The Gilded Age
Before even starting this project on the Gilded Age I decided to look up the actual definition of the Gilded Age to get a better understanding of what it was. What I found was that the Gilded Age was basically an era in time in which there was a great increase in economic and population growth. A Gilded Age also represents something that is very appealing on the outside but less than desirable when you take a closer look. With this in mind, and after all the presentations in class, I came to the conclusion that The Gilded Age was a perfect title for the era of time we had researched. Based on the immense increase in immigration and the boom of big business of industrialization I think it is easy to see why the name fits the era so well.
Justin and I did our project on the immigration aspect of the Gilded Age. The research we did seemed to collaborate extremely well with the presentation Caroline and Ryan did on the urbanization aspect of the Gilded Age. Due to the extreme influx of people coming into America the living conditions were cramped and unsanitary. There were no longer large plots of land that could be cheaply bought, leaving many of the agricultural immigrants to have to find other means of work. They ended up working factory jobs along with other dangerous or undesirable jobs that no one else wanted to do. The living conditions of the immigrants were deplorable. The lived in tenements and slums which were very cramped and dirty. The sewer systems in the city were constantly overflowing because it couldn’t handle the amount of people using them. Even though the conditions for all the immigrants were less than desirable many people kept coming to America hoping for a better future. This influx of people represents a large growth in population which directly supports the definition of a Gilded Age.

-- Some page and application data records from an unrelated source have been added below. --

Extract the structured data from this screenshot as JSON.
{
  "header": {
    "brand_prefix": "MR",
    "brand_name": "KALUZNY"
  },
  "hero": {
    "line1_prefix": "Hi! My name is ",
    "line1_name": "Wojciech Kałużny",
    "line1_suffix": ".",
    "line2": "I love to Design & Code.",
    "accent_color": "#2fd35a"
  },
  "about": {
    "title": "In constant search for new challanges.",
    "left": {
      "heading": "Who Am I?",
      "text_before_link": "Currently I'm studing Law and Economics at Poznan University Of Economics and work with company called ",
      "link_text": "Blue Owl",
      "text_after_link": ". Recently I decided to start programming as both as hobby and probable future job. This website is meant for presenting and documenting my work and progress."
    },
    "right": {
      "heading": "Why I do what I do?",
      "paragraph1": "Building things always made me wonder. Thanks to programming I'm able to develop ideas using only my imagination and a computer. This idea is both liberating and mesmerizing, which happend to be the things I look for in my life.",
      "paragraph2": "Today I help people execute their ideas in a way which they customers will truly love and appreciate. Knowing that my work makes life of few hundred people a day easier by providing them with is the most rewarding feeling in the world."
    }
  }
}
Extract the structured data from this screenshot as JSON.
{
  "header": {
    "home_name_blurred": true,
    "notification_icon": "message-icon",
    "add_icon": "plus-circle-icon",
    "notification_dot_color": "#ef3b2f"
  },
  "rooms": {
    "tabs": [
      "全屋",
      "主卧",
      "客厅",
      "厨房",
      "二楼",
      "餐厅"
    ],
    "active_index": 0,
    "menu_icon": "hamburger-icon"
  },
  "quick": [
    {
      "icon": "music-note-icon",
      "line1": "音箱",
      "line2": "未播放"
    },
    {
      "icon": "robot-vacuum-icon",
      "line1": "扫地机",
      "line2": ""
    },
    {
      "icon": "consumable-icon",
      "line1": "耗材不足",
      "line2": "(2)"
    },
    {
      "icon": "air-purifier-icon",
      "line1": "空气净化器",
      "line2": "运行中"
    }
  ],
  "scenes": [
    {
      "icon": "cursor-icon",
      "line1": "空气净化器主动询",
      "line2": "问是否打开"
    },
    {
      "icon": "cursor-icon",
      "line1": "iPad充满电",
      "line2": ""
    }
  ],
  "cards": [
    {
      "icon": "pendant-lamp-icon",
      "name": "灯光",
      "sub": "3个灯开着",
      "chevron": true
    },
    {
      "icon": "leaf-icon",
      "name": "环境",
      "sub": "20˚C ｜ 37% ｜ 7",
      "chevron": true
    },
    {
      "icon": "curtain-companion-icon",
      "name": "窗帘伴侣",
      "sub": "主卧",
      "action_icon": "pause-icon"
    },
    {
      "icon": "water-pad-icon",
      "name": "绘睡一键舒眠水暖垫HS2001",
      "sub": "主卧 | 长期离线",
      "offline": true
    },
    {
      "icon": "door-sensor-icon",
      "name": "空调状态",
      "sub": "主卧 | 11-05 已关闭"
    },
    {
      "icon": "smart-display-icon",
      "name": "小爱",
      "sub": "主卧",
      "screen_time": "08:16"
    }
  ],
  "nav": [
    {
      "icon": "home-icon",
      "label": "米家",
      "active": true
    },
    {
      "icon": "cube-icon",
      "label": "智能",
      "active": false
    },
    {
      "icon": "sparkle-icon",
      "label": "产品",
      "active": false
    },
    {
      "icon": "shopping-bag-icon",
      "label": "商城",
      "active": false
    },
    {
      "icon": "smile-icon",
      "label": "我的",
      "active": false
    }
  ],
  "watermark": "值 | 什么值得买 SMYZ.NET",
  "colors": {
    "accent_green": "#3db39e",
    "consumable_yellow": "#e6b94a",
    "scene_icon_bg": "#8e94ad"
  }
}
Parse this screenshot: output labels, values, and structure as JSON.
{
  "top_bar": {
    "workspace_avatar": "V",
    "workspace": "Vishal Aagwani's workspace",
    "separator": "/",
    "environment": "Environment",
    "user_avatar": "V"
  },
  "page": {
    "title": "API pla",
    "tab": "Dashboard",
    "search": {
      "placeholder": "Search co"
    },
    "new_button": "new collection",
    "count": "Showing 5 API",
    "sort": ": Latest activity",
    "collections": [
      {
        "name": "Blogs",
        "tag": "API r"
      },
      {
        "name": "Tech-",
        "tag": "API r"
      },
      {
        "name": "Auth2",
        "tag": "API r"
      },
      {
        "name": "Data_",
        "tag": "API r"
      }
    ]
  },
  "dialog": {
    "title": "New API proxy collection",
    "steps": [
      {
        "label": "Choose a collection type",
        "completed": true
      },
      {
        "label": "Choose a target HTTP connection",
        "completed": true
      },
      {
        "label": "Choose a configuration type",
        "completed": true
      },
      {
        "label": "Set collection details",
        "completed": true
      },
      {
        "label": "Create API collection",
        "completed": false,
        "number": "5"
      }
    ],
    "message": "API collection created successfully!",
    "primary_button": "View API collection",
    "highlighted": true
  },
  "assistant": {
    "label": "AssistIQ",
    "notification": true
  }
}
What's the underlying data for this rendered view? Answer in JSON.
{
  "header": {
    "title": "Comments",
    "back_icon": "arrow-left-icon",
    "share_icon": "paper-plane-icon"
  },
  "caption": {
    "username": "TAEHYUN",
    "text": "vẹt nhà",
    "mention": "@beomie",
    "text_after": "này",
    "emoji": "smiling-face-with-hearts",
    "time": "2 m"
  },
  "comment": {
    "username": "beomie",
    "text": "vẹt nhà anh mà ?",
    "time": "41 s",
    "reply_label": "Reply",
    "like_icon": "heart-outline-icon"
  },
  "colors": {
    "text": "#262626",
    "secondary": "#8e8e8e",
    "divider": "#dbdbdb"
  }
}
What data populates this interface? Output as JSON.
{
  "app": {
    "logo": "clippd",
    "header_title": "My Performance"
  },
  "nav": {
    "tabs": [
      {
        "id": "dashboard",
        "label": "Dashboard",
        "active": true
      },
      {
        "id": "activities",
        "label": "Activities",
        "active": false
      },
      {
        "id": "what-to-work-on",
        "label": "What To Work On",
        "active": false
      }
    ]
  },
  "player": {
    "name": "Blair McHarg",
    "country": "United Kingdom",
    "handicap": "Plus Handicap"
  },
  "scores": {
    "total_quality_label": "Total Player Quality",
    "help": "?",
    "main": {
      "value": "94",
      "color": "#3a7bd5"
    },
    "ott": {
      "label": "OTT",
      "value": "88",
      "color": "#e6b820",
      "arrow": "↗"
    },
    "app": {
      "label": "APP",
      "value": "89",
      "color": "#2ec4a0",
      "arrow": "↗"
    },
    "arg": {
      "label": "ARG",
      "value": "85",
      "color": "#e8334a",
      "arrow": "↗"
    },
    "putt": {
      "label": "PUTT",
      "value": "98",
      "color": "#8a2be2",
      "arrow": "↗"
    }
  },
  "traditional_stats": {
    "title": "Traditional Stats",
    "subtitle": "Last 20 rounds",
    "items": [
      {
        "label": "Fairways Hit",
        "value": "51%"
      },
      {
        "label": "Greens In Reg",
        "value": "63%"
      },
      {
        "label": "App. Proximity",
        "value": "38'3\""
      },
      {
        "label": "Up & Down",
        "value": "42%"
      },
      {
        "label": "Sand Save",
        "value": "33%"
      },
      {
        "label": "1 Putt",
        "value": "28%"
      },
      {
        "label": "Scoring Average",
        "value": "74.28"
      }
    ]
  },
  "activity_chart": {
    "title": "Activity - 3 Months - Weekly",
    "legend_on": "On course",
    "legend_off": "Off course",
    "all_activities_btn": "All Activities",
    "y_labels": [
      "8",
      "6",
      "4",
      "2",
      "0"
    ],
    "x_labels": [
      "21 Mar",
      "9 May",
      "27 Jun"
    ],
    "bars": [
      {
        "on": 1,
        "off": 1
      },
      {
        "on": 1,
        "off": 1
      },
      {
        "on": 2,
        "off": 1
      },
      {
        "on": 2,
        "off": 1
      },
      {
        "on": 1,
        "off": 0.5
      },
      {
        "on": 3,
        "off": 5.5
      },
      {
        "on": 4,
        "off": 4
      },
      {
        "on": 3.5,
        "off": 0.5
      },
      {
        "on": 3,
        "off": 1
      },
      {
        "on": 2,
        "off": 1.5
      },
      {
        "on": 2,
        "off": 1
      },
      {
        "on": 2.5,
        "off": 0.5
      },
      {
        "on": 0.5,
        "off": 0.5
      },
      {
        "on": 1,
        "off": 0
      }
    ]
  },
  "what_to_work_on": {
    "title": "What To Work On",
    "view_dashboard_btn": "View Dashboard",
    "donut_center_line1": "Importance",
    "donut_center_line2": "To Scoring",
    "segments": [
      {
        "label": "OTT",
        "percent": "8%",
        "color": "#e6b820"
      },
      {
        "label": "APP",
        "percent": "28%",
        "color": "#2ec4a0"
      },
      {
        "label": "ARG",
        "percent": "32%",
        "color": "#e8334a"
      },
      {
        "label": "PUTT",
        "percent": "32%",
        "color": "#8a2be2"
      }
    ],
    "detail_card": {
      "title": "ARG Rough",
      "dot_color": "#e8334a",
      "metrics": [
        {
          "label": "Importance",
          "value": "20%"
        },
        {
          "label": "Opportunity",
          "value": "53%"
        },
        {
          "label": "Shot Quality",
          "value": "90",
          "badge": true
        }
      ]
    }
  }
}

Economic growth is also a major aspect in the definition of a Gilded Age. We see this when we look at Big Business during this era. This also brings us back to immigration and urbanization. Many of the larger businesses built big factories and those large factories needed workers to operate them. What better workers than immigrants who were desperate for jobs and willing to work for low wages? Industrialization was huge during this time. Ford started building some of the first cars which was an incredible technological advance at that time. However, because the immigrants were working for such low wages you often times found children working in the factories as well as the adults in order to support their families. This brings us back to urbanization because with the children working they weren’t going to school and getting an education. On top of that, these factory jobs were often times very dangerous and many factory works would get injured on the job, lost fingers, broken bones, etc. Despite all of these negatives the factories and big businesses not only employed many immigrants and immensely advanced America technologically but it also boosted the economy. Now that America was making more